→ What to do: Copy each line of the entries that contains the word "this".

□ □ □

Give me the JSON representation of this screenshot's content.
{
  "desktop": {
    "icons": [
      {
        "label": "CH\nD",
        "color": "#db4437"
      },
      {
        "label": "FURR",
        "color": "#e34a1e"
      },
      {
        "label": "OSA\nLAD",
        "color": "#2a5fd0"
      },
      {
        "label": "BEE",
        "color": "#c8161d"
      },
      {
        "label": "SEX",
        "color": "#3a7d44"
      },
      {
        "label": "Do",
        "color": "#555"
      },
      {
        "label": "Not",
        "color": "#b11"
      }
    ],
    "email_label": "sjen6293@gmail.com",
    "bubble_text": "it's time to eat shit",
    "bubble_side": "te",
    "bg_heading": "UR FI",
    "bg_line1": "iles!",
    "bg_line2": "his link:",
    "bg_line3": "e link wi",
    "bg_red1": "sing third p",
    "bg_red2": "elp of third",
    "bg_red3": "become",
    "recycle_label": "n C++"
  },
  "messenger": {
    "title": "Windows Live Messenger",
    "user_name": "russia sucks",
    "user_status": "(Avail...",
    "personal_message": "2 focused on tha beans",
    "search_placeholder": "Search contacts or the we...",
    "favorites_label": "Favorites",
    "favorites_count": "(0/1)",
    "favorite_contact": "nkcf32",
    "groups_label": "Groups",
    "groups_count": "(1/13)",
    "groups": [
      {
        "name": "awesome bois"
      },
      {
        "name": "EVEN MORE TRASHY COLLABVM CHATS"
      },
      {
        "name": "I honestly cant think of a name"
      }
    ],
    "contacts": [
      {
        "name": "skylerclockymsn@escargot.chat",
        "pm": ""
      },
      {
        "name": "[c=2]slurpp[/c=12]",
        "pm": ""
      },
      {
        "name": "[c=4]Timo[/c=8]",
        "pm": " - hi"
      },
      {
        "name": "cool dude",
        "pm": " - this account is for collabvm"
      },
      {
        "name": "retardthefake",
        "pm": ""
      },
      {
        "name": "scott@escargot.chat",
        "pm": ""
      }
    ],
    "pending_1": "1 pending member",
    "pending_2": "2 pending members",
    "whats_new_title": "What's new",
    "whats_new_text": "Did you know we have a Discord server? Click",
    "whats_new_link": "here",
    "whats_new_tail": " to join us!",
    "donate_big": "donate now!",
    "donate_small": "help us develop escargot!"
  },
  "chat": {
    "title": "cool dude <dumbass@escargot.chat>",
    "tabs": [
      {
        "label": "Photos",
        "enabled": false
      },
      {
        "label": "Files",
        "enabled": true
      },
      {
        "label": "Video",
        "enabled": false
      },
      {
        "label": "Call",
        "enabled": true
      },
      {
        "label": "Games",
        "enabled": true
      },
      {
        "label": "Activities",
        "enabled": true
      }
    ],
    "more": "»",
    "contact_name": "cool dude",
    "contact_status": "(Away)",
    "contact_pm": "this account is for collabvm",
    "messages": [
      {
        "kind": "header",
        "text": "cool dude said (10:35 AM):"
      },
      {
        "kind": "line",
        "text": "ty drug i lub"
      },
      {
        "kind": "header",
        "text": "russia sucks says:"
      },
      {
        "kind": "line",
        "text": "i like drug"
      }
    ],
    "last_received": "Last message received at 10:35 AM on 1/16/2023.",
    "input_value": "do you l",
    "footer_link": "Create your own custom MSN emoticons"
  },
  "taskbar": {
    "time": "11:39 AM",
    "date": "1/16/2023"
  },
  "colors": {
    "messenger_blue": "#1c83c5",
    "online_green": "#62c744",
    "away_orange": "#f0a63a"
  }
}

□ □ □

→ Expected output:
Give me the JSON representation of this screenshot's content.
        "pm": " - this account is for collabvm"
    "contact_pm": "this account is for collabvm",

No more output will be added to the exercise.